▸ **TASK TO COMPLETE**
In the entries below, count every line with the string "name". State the count and nothing else.

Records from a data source
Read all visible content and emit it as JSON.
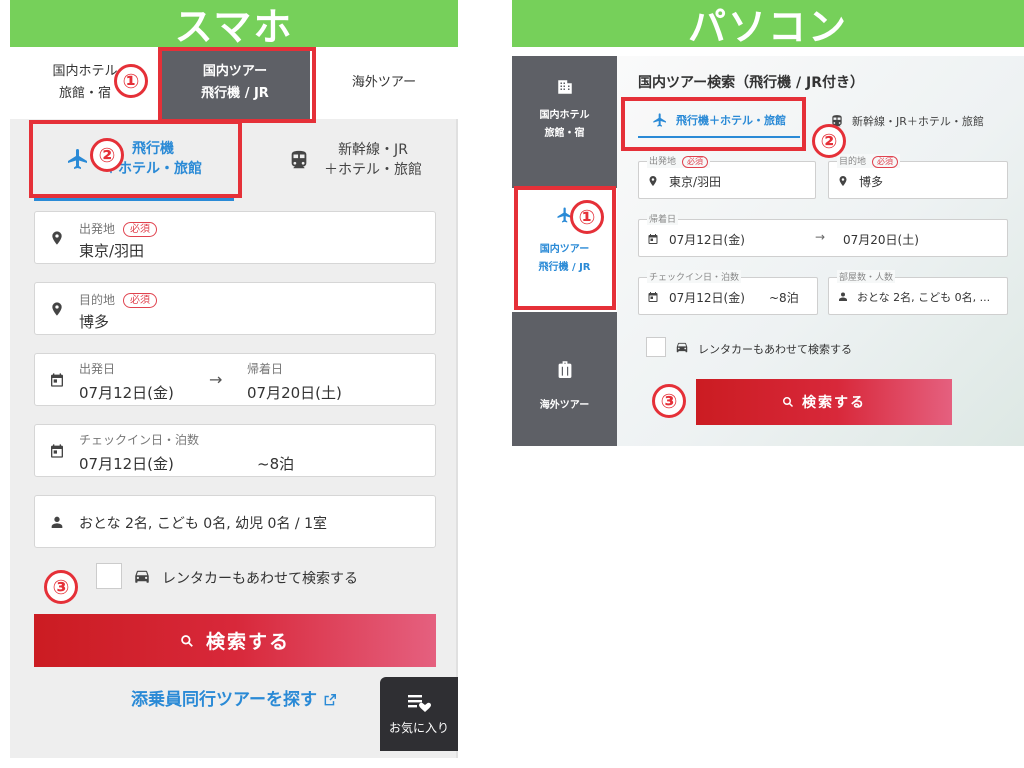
{
  "smartphone": {
    "header": "スマホ",
    "tabs": [
      {
        "line1": "国内ホテル",
        "line2": "旅館・宿"
      },
      {
        "line1": "国内ツアー",
        "line2": "飛行機 / JR"
      },
      {
        "line1": "海外ツアー",
        "line2": ""
      }
    ],
    "modes": [
      {
        "line1": "飛行機",
        "line2": "＋ホテル・旅館"
      },
      {
        "line1": "新幹線・JR",
        "line2": "＋ホテル・旅館"
      }
    ],
    "departure": {
      "label": "出発地",
      "required": "必須",
      "value": "東京/羽田"
    },
    "destination": {
      "label": "目的地",
      "required": "必須",
      "value": "博多"
    },
    "dates": {
      "depart_label": "出発日",
      "depart_value": "07月12日(金)",
      "arrow": "→",
      "return_label": "帰着日",
      "return_value": "07月20日(土)"
    },
    "checkin": {
      "label": "チェックイン日・泊数",
      "date": "07月12日(金)",
      "nights": "~8泊"
    },
    "guests": {
      "value": "おとな 2名, こども 0名, 幼児 0名 / 1室"
    },
    "rental_car": "レンタカーもあわせて検索する",
    "search_button": "検索する",
    "escort_link": "添乗員同行ツアーを探す",
    "favorites": "お気に入り"
  },
  "pc": {
    "header": "パソコン",
    "sidebar": [
      {
        "line1": "国内ホテル",
        "line2": "旅館・宿"
      },
      {
        "line1": "国内ツアー",
        "line2": "飛行機 / JR"
      },
      {
        "line1": "海外ツアー",
        "line2": ""
      }
    ],
    "title": "国内ツアー検索（飛行機 / JR付き）",
    "modes": [
      "飛行機＋ホテル・旅館",
      "新幹線・JR＋ホテル・旅館"
    ],
    "departure": {
      "label": "出発地",
      "required": "必須",
      "value": "東京/羽田"
    },
    "destination": {
      "label": "目的地",
      "required": "必須",
      "value": "博多"
    },
    "dates": {
      "label": "帰着日",
      "depart": "07月12日(金)",
      "arrow": "→",
      "return": "07月20日(土)"
    },
    "checkin": {
      "label": "チェックイン日・泊数",
      "date": "07月12日(金)",
      "nights": "~8泊"
    },
    "rooms": {
      "label": "部屋数・人数",
      "value": "おとな 2名, こども 0名, ..."
    },
    "rental_car": "レンタカーもあわせて検索する",
    "search_button": "検索する"
  },
  "annotations": [
    "①",
    "②",
    "③"
  ],
  "colors": {
    "header_green": "#76d05a",
    "accent_blue": "#2a8ad6",
    "search_red": "#cb1c22",
    "annotation_red": "#e53038"
  }
}
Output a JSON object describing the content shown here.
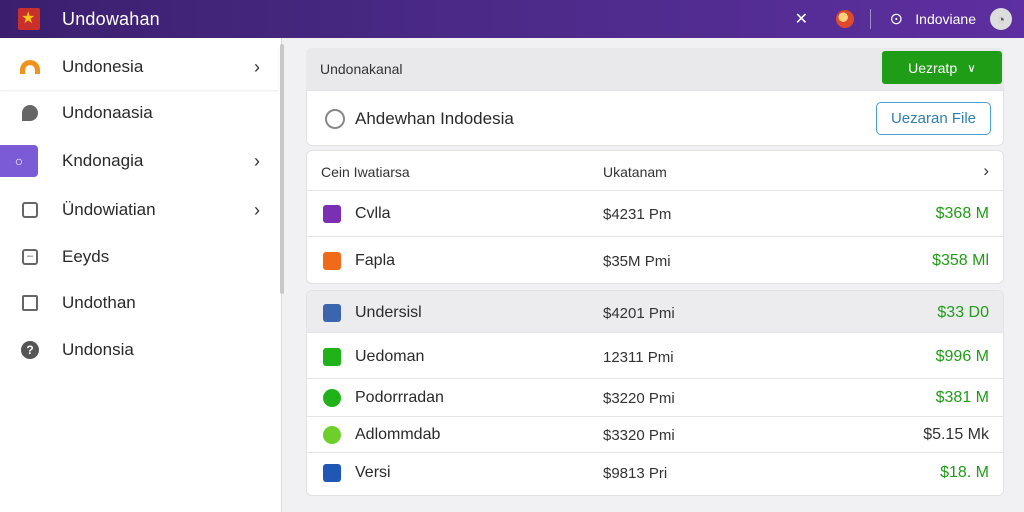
{
  "header": {
    "app_title": "Undowahan",
    "language": "Indoviane",
    "icons": [
      "pin-icon",
      "flag-icon",
      "location-icon",
      "globe-icon"
    ]
  },
  "sidebar": {
    "items": [
      {
        "label": "Undonesia",
        "icon": "wifi-icon",
        "has_chevron": true,
        "active": true
      },
      {
        "label": "Undonaasia",
        "icon": "pin-icon",
        "has_chevron": false
      },
      {
        "label": "Kndonagia",
        "icon": "chat-icon",
        "has_chevron": true
      },
      {
        "label": "Ündowiatian",
        "icon": "checkbox-icon",
        "has_chevron": true
      },
      {
        "label": "Eeyds",
        "icon": "minus-box-icon",
        "has_chevron": false
      },
      {
        "label": "Undothan",
        "icon": "calendar-icon",
        "has_chevron": false
      },
      {
        "label": "Undonsia",
        "icon": "help-icon",
        "has_chevron": false
      }
    ]
  },
  "panel": {
    "title": "Undonakanal",
    "action_label": "Uezratp",
    "file_label": "Ahdewhan Indodesia",
    "upload_label": "Uezaran File"
  },
  "table": {
    "col1": "Cein Iwatiarsa",
    "col2": "Ukatanam",
    "rows_a": [
      {
        "name": "Cvlla",
        "amount": "$4231 Pm",
        "value": "$368 M",
        "icon_color": "#7b2fb3"
      },
      {
        "name": "Fapla",
        "amount": "$35M Pmi",
        "value": "$358 Ml",
        "icon_color": "#ef6b1a"
      }
    ],
    "rows_b": [
      {
        "name": "Undersisl",
        "amount": "$4201 Pmi",
        "value": "$33 D0",
        "icon_color": "#3a66b0"
      },
      {
        "name": "Uedoman",
        "amount": "12311 Pmi",
        "value": "$996 M",
        "icon_color": "#1fb319"
      },
      {
        "name": "Podorrradan",
        "amount": "$3220 Pmi",
        "value": "$381 M",
        "icon_color": "#1fb319"
      },
      {
        "name": "Adlommdab",
        "amount": "$3320 Pmi",
        "value": "$5.15 Mk",
        "icon_color": "#6fcf2a"
      },
      {
        "name": "Versi",
        "amount": "$9813 Pri",
        "value": "$18. M",
        "icon_color": "#1e57b5"
      }
    ]
  },
  "colors": {
    "accent_green": "#1f9d17",
    "header_purple": "#4a2a86",
    "outline_blue": "#4a9fd0"
  }
}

▸ **ANSWER TO THIS TASK**
7